* TASK BRIEF:
Your answer should hold every line of the records below that contains the string "this".

━━━━━ INFORMATION GIVEN ━━━━━

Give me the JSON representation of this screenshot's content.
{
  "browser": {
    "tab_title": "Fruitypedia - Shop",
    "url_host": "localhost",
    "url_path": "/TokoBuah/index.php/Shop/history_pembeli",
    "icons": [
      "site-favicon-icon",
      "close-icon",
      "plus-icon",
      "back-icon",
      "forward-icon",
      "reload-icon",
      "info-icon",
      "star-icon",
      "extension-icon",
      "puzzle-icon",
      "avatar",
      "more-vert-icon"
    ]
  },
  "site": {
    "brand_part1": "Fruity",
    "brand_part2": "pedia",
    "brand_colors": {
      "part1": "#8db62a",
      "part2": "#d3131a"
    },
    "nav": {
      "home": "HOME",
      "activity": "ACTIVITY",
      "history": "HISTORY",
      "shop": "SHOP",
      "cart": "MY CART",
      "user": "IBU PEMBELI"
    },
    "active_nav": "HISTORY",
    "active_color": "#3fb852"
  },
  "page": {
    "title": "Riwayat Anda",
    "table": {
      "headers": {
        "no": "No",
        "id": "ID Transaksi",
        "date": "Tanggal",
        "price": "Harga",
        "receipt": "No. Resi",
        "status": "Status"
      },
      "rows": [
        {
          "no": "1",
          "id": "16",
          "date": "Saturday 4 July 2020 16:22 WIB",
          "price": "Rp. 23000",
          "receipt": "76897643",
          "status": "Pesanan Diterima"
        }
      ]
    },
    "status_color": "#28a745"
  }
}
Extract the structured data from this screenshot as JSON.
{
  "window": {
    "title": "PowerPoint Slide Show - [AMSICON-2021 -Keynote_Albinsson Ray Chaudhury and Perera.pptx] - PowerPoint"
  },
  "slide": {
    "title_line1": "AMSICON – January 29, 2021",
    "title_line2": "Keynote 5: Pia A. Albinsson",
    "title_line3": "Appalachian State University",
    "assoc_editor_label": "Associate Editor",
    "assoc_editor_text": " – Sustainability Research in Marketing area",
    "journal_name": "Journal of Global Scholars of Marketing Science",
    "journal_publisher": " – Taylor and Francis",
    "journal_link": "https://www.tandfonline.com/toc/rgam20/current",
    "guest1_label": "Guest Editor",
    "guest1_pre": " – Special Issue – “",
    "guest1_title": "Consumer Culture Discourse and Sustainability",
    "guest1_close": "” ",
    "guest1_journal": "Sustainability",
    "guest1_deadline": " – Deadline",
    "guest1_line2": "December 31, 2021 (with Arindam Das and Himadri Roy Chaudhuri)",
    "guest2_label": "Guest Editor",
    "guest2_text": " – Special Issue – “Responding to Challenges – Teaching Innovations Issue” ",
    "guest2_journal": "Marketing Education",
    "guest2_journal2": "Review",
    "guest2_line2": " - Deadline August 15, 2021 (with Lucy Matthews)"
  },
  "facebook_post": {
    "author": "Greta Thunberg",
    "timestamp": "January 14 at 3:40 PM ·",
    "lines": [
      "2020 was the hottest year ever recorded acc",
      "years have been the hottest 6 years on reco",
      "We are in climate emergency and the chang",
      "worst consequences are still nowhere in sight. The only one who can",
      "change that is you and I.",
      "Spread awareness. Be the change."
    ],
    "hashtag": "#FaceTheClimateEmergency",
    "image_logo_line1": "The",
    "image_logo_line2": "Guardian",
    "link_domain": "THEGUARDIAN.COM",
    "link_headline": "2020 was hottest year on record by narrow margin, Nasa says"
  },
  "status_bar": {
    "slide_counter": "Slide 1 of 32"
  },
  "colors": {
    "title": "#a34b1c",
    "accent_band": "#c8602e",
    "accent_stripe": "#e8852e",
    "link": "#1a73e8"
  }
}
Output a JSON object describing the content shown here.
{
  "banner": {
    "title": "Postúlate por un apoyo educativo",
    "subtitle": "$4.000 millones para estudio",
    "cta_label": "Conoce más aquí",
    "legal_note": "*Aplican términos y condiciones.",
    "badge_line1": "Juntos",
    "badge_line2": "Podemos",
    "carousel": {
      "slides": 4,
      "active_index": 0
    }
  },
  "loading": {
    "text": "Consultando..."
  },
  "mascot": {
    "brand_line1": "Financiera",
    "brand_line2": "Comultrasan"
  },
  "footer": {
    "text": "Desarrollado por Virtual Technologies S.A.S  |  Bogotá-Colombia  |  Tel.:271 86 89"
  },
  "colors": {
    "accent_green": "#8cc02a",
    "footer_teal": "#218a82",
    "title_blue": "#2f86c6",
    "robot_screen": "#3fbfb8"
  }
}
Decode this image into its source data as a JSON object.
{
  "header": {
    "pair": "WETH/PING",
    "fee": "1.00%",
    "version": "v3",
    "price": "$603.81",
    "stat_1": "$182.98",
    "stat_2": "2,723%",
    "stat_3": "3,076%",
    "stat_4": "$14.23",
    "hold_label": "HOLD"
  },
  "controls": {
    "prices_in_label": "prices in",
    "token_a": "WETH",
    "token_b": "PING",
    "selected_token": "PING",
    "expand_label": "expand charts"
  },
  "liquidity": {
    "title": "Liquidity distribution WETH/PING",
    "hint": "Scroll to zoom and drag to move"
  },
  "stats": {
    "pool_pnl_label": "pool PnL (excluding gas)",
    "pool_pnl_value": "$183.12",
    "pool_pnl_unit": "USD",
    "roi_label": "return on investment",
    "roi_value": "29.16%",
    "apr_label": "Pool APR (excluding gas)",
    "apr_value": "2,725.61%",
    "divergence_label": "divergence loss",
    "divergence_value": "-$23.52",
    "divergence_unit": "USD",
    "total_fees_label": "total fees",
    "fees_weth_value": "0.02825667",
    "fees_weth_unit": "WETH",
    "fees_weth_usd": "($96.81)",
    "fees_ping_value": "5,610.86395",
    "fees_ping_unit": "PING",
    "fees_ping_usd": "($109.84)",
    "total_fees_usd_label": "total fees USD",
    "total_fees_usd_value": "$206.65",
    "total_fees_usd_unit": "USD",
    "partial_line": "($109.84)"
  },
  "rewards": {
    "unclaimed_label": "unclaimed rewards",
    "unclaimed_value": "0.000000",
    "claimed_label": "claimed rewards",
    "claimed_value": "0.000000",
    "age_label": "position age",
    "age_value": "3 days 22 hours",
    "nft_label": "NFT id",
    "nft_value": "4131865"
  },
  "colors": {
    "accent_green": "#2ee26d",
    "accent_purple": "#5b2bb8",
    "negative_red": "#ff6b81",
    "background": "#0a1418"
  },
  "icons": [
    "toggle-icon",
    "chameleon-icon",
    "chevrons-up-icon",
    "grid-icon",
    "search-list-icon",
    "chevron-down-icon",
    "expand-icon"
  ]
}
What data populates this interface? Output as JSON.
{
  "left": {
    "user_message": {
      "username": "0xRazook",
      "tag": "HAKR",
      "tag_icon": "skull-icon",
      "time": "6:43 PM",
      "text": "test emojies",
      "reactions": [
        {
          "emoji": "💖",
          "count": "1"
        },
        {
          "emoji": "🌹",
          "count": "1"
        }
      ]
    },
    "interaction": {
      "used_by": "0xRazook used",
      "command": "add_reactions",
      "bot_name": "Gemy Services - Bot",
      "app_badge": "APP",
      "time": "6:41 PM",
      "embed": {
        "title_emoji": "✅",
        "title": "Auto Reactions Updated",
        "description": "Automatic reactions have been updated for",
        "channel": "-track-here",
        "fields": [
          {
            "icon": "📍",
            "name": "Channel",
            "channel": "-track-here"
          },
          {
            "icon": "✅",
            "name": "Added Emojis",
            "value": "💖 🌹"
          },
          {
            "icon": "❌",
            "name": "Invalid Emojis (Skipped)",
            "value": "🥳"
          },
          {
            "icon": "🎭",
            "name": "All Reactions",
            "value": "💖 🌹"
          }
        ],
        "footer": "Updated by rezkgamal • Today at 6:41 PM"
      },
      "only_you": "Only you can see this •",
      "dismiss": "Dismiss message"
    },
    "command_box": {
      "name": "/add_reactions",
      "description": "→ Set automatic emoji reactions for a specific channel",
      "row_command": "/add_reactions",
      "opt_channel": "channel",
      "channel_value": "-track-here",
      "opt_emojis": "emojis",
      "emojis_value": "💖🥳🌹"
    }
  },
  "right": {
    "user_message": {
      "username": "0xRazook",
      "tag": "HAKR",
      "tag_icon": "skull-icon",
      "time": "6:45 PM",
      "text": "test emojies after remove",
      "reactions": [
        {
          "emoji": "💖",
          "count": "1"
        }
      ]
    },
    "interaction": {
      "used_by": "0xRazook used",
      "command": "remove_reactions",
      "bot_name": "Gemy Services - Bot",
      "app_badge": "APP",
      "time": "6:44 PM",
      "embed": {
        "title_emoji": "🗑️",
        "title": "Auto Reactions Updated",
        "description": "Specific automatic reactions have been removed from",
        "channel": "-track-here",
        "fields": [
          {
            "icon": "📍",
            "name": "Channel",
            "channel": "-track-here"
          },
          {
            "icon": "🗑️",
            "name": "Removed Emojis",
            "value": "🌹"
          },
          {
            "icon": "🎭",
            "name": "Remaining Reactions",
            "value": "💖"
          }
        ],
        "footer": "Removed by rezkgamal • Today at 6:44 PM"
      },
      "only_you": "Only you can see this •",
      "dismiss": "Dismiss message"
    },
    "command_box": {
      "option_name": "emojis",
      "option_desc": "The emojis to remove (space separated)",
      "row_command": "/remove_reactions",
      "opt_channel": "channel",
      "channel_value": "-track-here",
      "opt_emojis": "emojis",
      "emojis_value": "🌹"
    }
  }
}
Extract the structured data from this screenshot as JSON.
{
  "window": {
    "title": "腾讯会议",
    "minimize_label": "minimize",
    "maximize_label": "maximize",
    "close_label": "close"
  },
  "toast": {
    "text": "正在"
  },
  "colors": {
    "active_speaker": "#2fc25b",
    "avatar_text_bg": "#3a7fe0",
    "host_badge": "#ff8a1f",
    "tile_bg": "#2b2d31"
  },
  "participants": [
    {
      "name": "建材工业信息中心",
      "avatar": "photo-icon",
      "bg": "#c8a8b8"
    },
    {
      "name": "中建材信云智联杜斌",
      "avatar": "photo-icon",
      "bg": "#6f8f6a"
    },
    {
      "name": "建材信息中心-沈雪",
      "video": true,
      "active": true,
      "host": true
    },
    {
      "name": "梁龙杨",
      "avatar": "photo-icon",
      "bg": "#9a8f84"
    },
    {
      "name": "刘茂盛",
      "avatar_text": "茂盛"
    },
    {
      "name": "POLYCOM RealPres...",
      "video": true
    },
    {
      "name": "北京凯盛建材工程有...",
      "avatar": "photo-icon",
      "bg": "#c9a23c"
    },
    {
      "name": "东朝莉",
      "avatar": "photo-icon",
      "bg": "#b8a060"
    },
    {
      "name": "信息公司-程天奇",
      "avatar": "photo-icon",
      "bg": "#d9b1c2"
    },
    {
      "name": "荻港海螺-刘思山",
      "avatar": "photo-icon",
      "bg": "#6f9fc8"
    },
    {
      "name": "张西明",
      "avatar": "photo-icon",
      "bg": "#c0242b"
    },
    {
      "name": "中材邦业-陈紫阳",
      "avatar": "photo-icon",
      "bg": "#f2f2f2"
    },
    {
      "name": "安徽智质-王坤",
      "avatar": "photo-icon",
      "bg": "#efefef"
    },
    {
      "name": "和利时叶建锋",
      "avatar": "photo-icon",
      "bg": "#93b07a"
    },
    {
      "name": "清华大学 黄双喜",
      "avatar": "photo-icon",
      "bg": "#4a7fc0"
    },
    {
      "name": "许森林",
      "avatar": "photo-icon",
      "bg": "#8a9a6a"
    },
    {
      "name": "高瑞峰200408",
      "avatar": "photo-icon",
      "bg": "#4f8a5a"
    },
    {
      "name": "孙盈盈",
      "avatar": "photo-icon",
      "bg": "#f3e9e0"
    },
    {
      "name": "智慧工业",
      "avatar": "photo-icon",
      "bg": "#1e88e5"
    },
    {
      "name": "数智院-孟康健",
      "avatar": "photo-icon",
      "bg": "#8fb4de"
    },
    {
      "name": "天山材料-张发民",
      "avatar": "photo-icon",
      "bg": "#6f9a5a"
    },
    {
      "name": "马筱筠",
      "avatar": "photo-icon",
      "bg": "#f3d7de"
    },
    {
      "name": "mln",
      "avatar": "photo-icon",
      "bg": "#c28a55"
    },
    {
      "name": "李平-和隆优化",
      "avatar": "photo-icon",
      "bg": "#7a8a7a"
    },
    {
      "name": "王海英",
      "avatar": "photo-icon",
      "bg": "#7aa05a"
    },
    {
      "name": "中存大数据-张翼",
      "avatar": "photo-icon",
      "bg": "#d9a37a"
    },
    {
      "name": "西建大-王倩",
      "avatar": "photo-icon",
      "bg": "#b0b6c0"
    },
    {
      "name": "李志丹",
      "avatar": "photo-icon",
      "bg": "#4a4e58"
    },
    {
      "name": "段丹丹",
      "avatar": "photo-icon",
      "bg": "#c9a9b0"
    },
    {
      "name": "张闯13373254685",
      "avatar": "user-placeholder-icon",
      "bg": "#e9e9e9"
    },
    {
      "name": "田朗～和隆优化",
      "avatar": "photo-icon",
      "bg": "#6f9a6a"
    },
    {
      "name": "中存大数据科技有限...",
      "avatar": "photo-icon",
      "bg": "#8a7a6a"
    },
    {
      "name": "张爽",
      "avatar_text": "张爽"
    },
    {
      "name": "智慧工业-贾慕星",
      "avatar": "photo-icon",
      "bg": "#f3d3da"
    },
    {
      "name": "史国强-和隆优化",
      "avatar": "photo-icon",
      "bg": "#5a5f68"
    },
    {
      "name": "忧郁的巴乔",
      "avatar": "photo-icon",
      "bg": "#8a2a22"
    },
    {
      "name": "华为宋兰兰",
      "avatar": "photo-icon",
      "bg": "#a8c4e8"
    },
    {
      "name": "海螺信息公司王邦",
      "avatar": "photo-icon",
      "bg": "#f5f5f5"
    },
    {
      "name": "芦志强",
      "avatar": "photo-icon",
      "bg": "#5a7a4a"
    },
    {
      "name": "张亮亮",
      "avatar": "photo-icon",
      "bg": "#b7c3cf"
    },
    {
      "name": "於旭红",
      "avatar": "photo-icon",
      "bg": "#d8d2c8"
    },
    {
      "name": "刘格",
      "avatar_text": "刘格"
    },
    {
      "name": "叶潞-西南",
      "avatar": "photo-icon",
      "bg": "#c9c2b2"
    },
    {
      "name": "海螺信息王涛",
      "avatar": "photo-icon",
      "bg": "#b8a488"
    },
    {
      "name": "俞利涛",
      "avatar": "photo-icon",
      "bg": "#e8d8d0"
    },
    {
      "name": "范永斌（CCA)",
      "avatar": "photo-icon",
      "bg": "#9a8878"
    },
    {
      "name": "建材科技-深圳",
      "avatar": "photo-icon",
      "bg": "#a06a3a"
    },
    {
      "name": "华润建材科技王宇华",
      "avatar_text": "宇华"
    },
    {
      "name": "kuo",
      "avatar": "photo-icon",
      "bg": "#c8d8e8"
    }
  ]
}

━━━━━

* SOLUTION:
Give me the JSON representation of this screenshot's content.
Extract the structured data from this screenshot as JSON.
Decode this image into its source data as a JSON object.
What data populates this interface? Output as JSON.
      "only_you": "Only you can see this •",
      "only_you": "Only you can see this •",
Extract the structured data from this screenshot as JSON.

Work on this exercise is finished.